Input for this task:
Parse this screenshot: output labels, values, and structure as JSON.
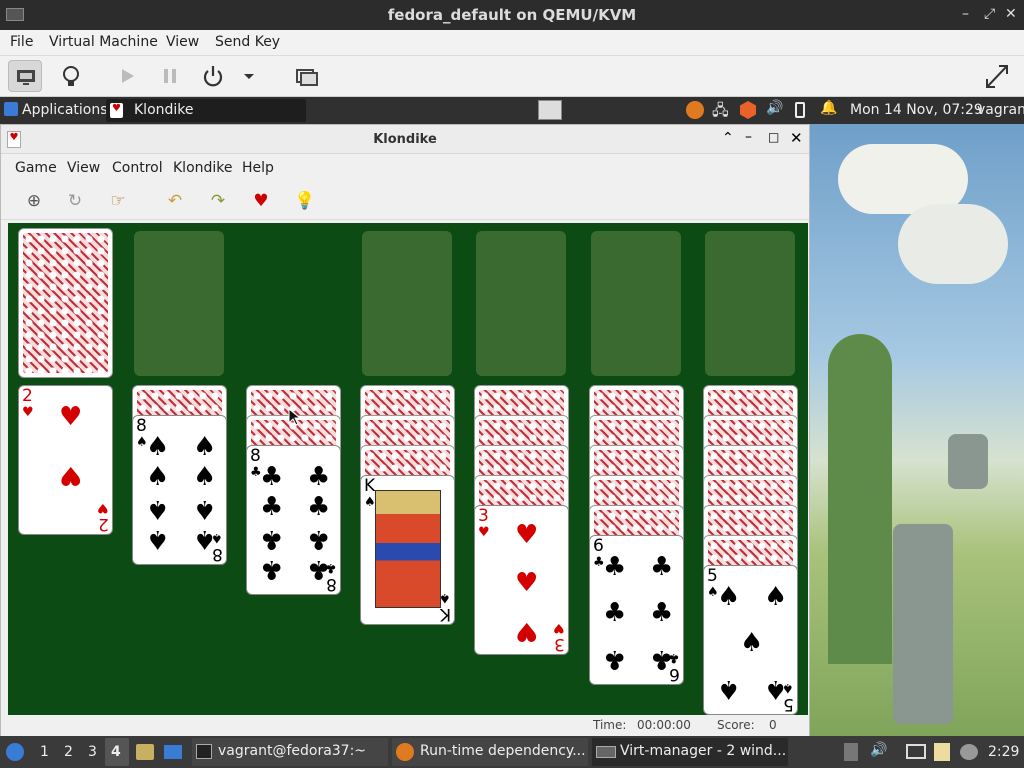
{
  "host": {
    "title": "fedora_default on QEMU/KVM",
    "menu": [
      "File",
      "Virtual Machine",
      "View",
      "Send Key"
    ]
  },
  "guest_panel": {
    "applications": "Applications",
    "active_window": "Klondike",
    "clock": "Mon 14 Nov, 07:29",
    "user": "vagrant"
  },
  "window": {
    "title": "Klondike",
    "menu": [
      "Game",
      "View",
      "Control",
      "Klondike",
      "Help"
    ],
    "status": {
      "time_label": "Time:",
      "time_value": "00:00:00",
      "score_label": "Score:",
      "score_value": "0"
    }
  },
  "tableau": {
    "columns": [
      {
        "face_down": 0,
        "card": {
          "rank": "2",
          "suit": "♥"
        }
      },
      {
        "face_down": 1,
        "card": {
          "rank": "8",
          "suit": "♠"
        }
      },
      {
        "face_down": 2,
        "card": {
          "rank": "8",
          "suit": "♣"
        }
      },
      {
        "face_down": 3,
        "card": {
          "rank": "K",
          "suit": "♠"
        }
      },
      {
        "face_down": 4,
        "card": {
          "rank": "3",
          "suit": "♥"
        }
      },
      {
        "face_down": 5,
        "card": {
          "rank": "6",
          "suit": "♣"
        }
      },
      {
        "face_down": 6,
        "card": {
          "rank": "5",
          "suit": "♠"
        }
      }
    ]
  },
  "taskbar": {
    "workspaces": [
      "1",
      "2",
      "3",
      "4"
    ],
    "tasks": [
      "vagrant@fedora37:~",
      "Run-time dependency...",
      "Virt-manager - 2 wind..."
    ],
    "clock": "2:29"
  },
  "colors": {
    "felt": "#0c4c14",
    "slot": "#3d6b32",
    "red_suit": "#d40000"
  }
}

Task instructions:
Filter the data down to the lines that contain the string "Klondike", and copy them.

Exercise solution:
    "active_window": "Klondike",
    "title": "Klondike",
      "Klondike",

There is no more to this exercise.